Create a Whole New Market for Yourself with Fix-and-Flips

What if you could earn multiple commissions on a single property sale, increase home values in your area, and perform an altruistic service for the community, all at once? Read on.

November 1, 2010

Foreclosures are everywhere and the market is unsettled. Does this mean that we don’t have a good way to create business? Certainly not!

Consider the fix-and-flip market for a moment. Now many of you are probably thinking: "Fix-and-flips? In this market? You're insane!" And in most circumstances, this would be true. But let's approach this from a different perspective for a moment. There are always people who, due to their unique circumstances, can do something that everyone else would find prohibitive. And this is true for the fix-and-flip market, too.

Unique Circumstances

What if you had really cheap or free labor, reduced or nonexistent property taxes, a ready fund of cash so that you weren't paying a lot in mortgage payments, and the ability to have people live in houses that were completed but not sold on a short-term basis who were willing to vacate on a moment's notice? Would you still think that fix-and-flips were an “insane” prospect?

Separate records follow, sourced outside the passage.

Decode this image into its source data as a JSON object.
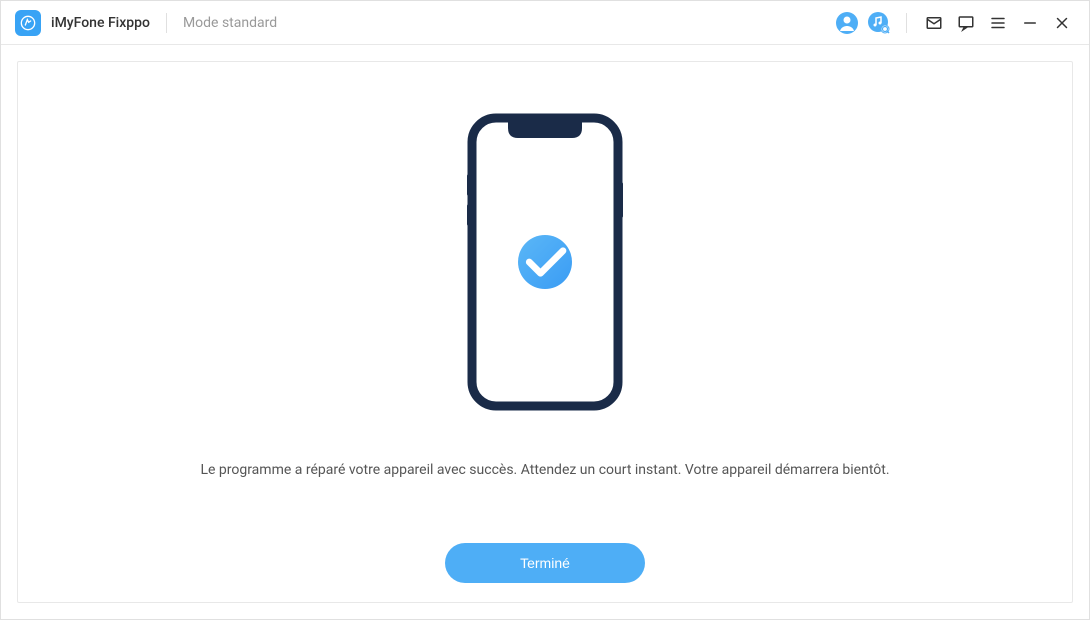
{
  "app": {
    "title": "iMyFone Fixppo",
    "mode": "Mode standard"
  },
  "main": {
    "message": "Le programme a réparé votre appareil avec succès. Attendez un court instant. Votre appareil démarrera bientôt.",
    "doneButton": "Terminé"
  },
  "colors": {
    "primary": "#4eaef6",
    "phoneOutline": "#1a2b48"
  }
}
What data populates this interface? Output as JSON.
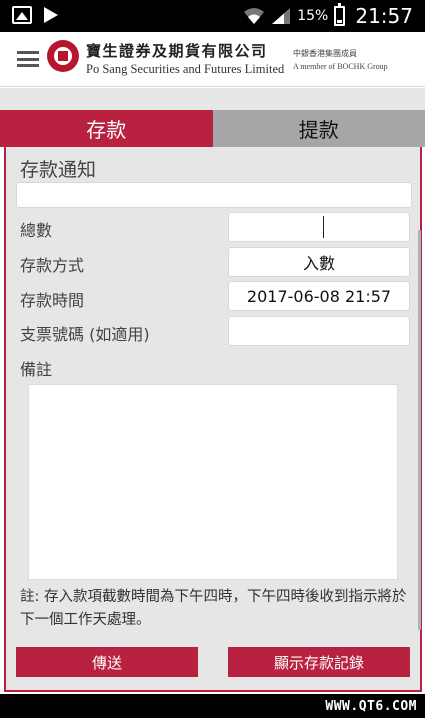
{
  "status_bar": {
    "battery_percent": "15%",
    "time": "21:57",
    "icons": [
      "gallery-icon",
      "play-store-icon",
      "wifi-icon",
      "signal-icon",
      "battery-icon"
    ]
  },
  "header": {
    "menu_icon": "hamburger-menu-icon",
    "brand_cn": "寶生證券及期貨有限公司",
    "brand_en": "Po Sang Securities and Futures Limited",
    "member_cn": "中銀香港集團成員",
    "member_en": "A member of BOCHK Group",
    "brand_color": "#b8162f"
  },
  "tabs": [
    {
      "label": "存款",
      "active": true
    },
    {
      "label": "提款",
      "active": false
    }
  ],
  "form": {
    "section_title": "存款通知",
    "title_value": "",
    "fields": {
      "amount_label": "總數",
      "amount_value": "",
      "method_label": "存款方式",
      "method_value": "入數",
      "time_label": "存款時間",
      "time_value": "2017-06-08 21:57",
      "cheque_label": "支票號碼 (如適用)",
      "cheque_value": ""
    },
    "remark_label": "備註",
    "remark_value": "",
    "note": "註: 存入款項截數時間為下午四時，下午四時後收到指示將於下一個工作天處理。",
    "send_button": "傳送",
    "records_button": "顯示存款記錄",
    "accent_color": "#b8213f"
  },
  "watermark": "WWW.QT6.COM"
}
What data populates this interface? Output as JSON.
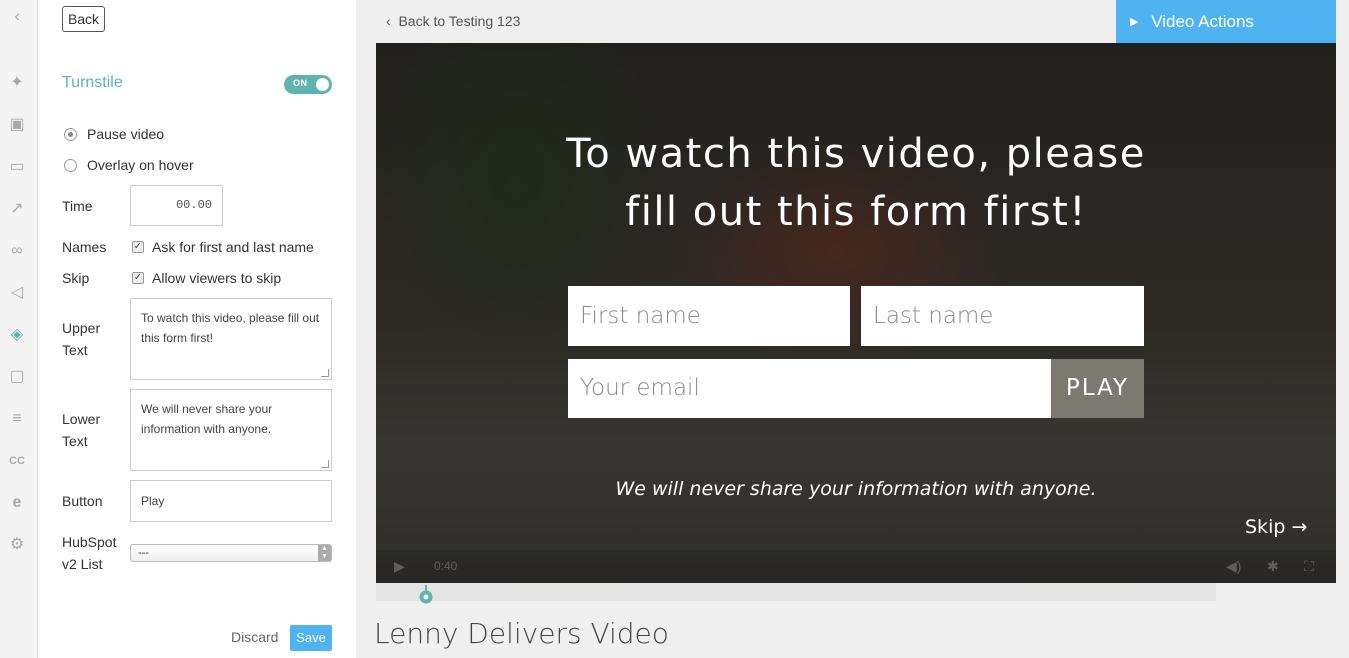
{
  "rail": {
    "icons": [
      "chevron-left-icon",
      "magic-wand-icon",
      "image-icon",
      "monitor-icon",
      "share-icon",
      "link-icon",
      "megaphone-icon",
      "ticket-icon",
      "lock-icon",
      "list-icon",
      "closed-caption-icon",
      "e-logo-icon",
      "hubspot-icon"
    ]
  },
  "panel": {
    "back_label": "Back",
    "turnstile_label": "Turnstile",
    "toggle_label": "ON",
    "radio_pause": "Pause video",
    "radio_overlay": "Overlay on hover",
    "time_label": "Time",
    "time_value": "00.00",
    "names_label": "Names",
    "names_check": "Ask for first and last name",
    "skip_label": "Skip",
    "skip_check": "Allow viewers to skip",
    "upper_label_1": "Upper",
    "upper_label_2": "Text",
    "upper_text": "To watch this video, please fill out this form first!",
    "lower_label_1": "Lower",
    "lower_label_2": "Text",
    "lower_text": "We will never share your information with anyone.",
    "button_label": "Button",
    "button_value": "Play",
    "hubspot_label_1": "HubSpot",
    "hubspot_label_2": "v2 List",
    "hubspot_value": "---",
    "discard_label": "Discard",
    "save_label": "Save"
  },
  "main": {
    "back_link": "Back to Testing 123",
    "video_actions": "Video Actions",
    "gate_title_1": "To watch this video, please",
    "gate_title_2": "fill out this form first!",
    "first_name_placeholder": "First name",
    "last_name_placeholder": "Last name",
    "email_placeholder": "Your email",
    "play_label": "PLAY",
    "lower_text": "We will never share your information with anyone.",
    "skip_label": "Skip →",
    "time_display": "0:40",
    "video_title": "Lenny Delivers Video"
  },
  "colors": {
    "accent_teal": "#5fb5ae",
    "accent_blue": "#4eb3f0",
    "play_button": "#7c7a70"
  }
}
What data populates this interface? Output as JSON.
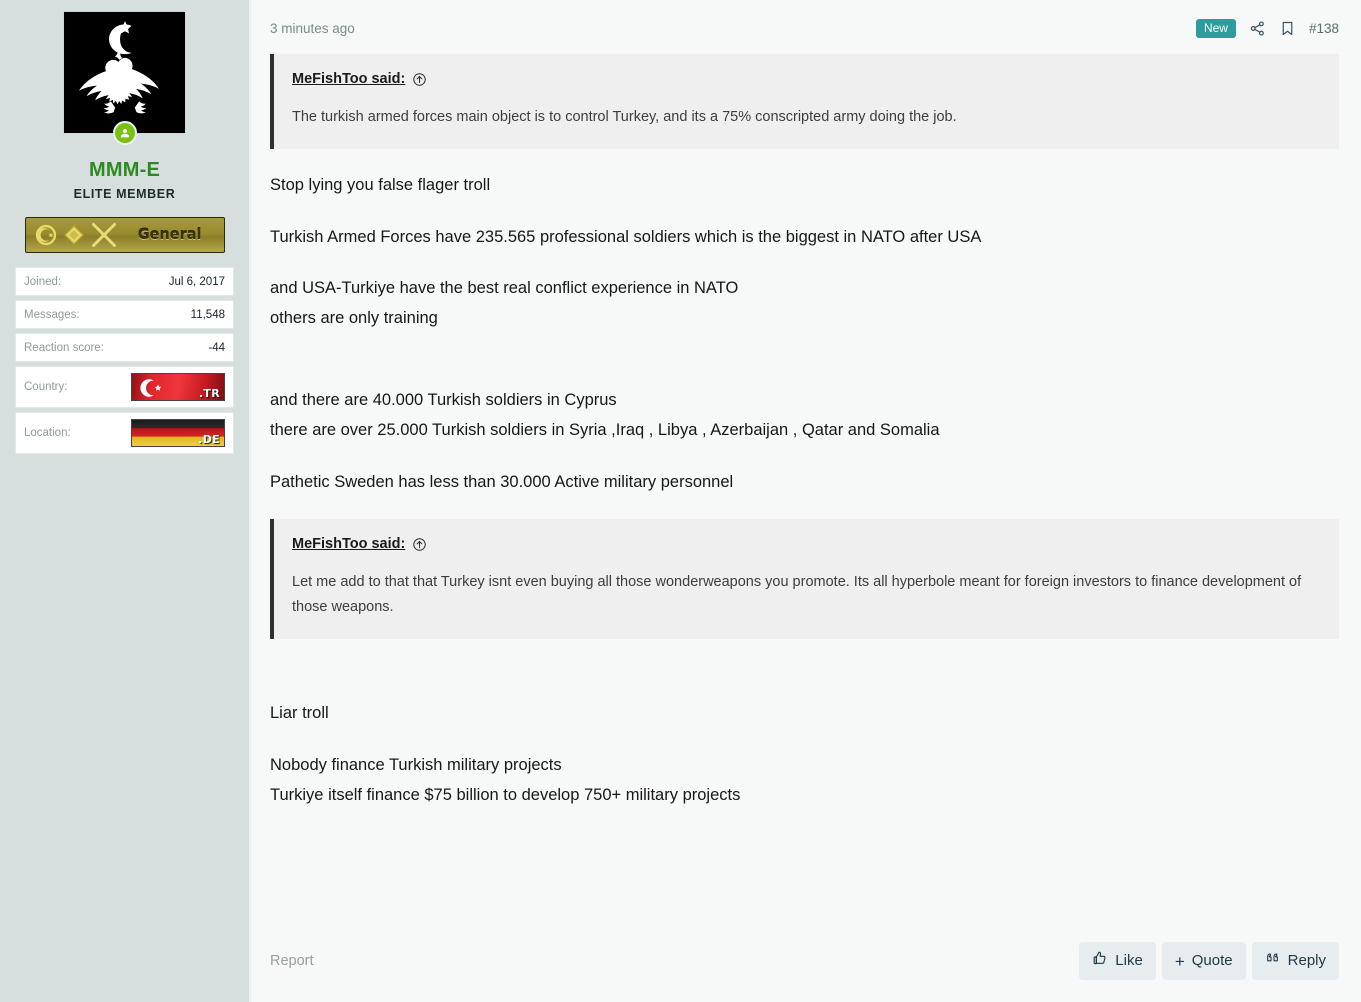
{
  "sidebar": {
    "avatar_icon": "double-headed-eagle-emblem",
    "online_status_icon": "online-user-icon",
    "username": "MMM-E",
    "user_title": "ELITE MEMBER",
    "rank_badge": {
      "label": "General",
      "icons": [
        "star-crescent-icon",
        "diamond-icon",
        "crossed-swords-icon"
      ]
    },
    "stats": [
      {
        "label": "Joined:",
        "value": "Jul 6, 2017",
        "type": "text"
      },
      {
        "label": "Messages:",
        "value": "11,548",
        "type": "text"
      },
      {
        "label": "Reaction score:",
        "value": "-44",
        "type": "text"
      },
      {
        "label": "Country:",
        "value": ".TR",
        "type": "flag",
        "flag": "turkey-flag-icon"
      },
      {
        "label": "Location:",
        "value": ".DE",
        "type": "flag",
        "flag": "germany-flag-icon"
      }
    ]
  },
  "post": {
    "time": "3 minutes ago",
    "new_badge": "New",
    "share_icon": "share-icon",
    "bookmark_icon": "bookmark-icon",
    "post_number": "#138",
    "quote1": {
      "author": "MeFishToo",
      "said_suffix": " said:",
      "jump_icon": "jump-to-post-icon",
      "text": "The turkish armed forces main object is to control Turkey, and its a 75% conscripted army doing the job."
    },
    "paragraphs": [
      "Stop lying you false flager troll",
      "Turkish Armed Forces have 235.565 professional soldiers which is the biggest in NATO after USA",
      "and USA-Turkiye have the best real conflict experience in NATO",
      "others are only training",
      "and there are 40.000 Turkish soldiers in Cyprus",
      "there are over 25.000 Turkish soldiers in Syria ,Iraq , Libya , Azerbaijan , Qatar and Somalia",
      "Pathetic Sweden has less than 30.000 Active military personnel"
    ],
    "quote2": {
      "author": "MeFishToo",
      "said_suffix": " said:",
      "jump_icon": "jump-to-post-icon",
      "text": "Let me add to that that Turkey isnt even buying all those wonderweapons you promote. Its all hyperbole meant for foreign investors to finance development of those weapons."
    },
    "paragraphs_after": [
      "Liar troll",
      "Nobody finance Turkish military projects",
      "Turkiye itself finance $75 billion to develop 750+ military projects"
    ],
    "footer": {
      "report": "Report",
      "like": "Like",
      "quote": "Quote",
      "quote_plus": "+",
      "reply": "Reply",
      "like_icon": "thumbs-up-icon",
      "reply_icon": "quote-marks-icon"
    }
  },
  "colors": {
    "sidebar_bg": "#d6dfde",
    "main_bg": "#f7f8f8",
    "username": "#2f8a22",
    "new_badge": "#2a9d9c",
    "quote_bg": "#efefef",
    "button_bg": "#e7ecee"
  }
}
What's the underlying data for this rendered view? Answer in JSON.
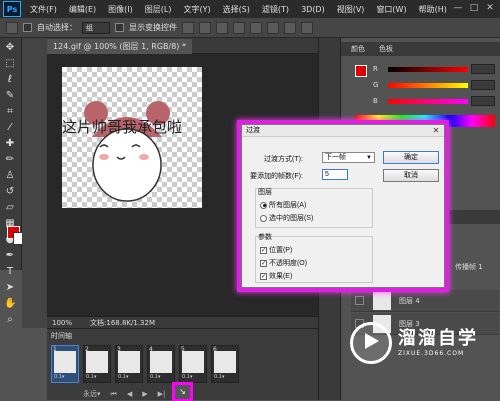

Religious Institutions Have an Edge

In fact, all of the above apply to federally certified religious institutions that perform regular fund-raising and have an active congregation. So why wouldn't they want to do fix-and-flips as a way to raise even more funds? If you can help them buy the property at the right price, they really have a great chance of building their nest egg for the future.

Here are the main advantages for working with religious institutions on fix-and-flips:

  • They have cash to spend most of the time, which puts them ahead of the game for bidding on property.
  • They can pay slightly more than most investors and still come out ahead, because they can get free or inexpensive labor from the congregation.
  • The right seller might preferentially choose them over another buyer because they want to support their mission.
  • You might be able to structure a deal as part donation and part sale price if the seller needs the tax break. (Check with the seller's accountant on this one.)
  • Readymade buyers: If the institution has a member who is looking to buy property in the next few months, they can buy something and rehab it to that person's specifications. Buyers get exactly what they want, while the institution gets ready buyers.
  • Institutions can take a longer view, so even if they need to sit on the property for a couple of years, they can do that without it being too much of a hardship — especially if they rent it out to a member of the group. This gives them the advantage of the rehab plus the benefit for the appreciation that is destined to come in the next few years.
  • Timing: They don't have to buy right now, but they are ready when the right deal comes along. They don't have another property to sell, either.

Advantages for the Institution

There are many ways in which this project can create benefits for the institution, and they aren't just financial:

  • Community building: The group gets a way to bond over a shared project, and the larger community of the town or city gets a vacant house off the books and improved property values in the neighborhood.
  • Awareness building: The group is likely to be able to get coverage of their creative approach to fund-raising. Perhaps someone will see a news story or TV segment about it, and will donate their next property.
  • Mission and fund building: With the publicity and the income from the project, the group will be able to further its mission and improve its ability to raise funds in the future.

What They Need From You

  • They need the idea, first and foremost. They aren't likely to come up with this idea on their own.
  • They need to find the right properties at the right price. Chances are, you know at least one property right now that would be great for a fix-and-flip.
  • They need to know what improvements are worth making so that they don't make the mistake (like most first-time investors) of overimproving the property.
  • They need a recommendation for a good licensed contractor to serve as the construction supervisor and oversee the project.
  • They need someone to facilitate the sale. If they don't have an in-house buyer, then they’ll need help selling the property.

What You Get Out of the Process

You may be thinking that this seems like a lot of work for what will be a relatively small commission up front, but think a little broader. Let's say that several of the institutions you work with also have missions around getting the homeless off the streets or improving their community or helping out working families. You could work with several of those groups and create a regular source for affordable housing. This means that you could build a list of buyers looking for affordable housing and sell the houses to your buyers.

Now, we’re talking about three commissions on the sale of one property. Is it starting to look better? And then, you could even take this group of institutions and buyers to a bank with a lot of REO property and talk to them about listing it for sale to these groups. That could be four commissions on each property now — and the knowledge that you've done right by your community. What could be better than that?

Editor’s Note: In the wake of widespread foreclosure moratoriums recently enacted by a few major banks — most notably Bank of America’s nationwide foreclosure stoppage — approximately 1 in 4 foreclosures is currently affected by lender freezes. However, this remains a viable strategy for undervalued properties that are unaffected by the freeze. You can find more information at the Speaking of Real Estate blog.

Kelle Sparta is the author ofThe Consultative Real Estate Agent: Building Relationships that Create Loyal Clients, Get More Referrals, and Increase Your Sales(AMACOM, 2005). She is also the founder of Sparta Success Systems , a real estate training company.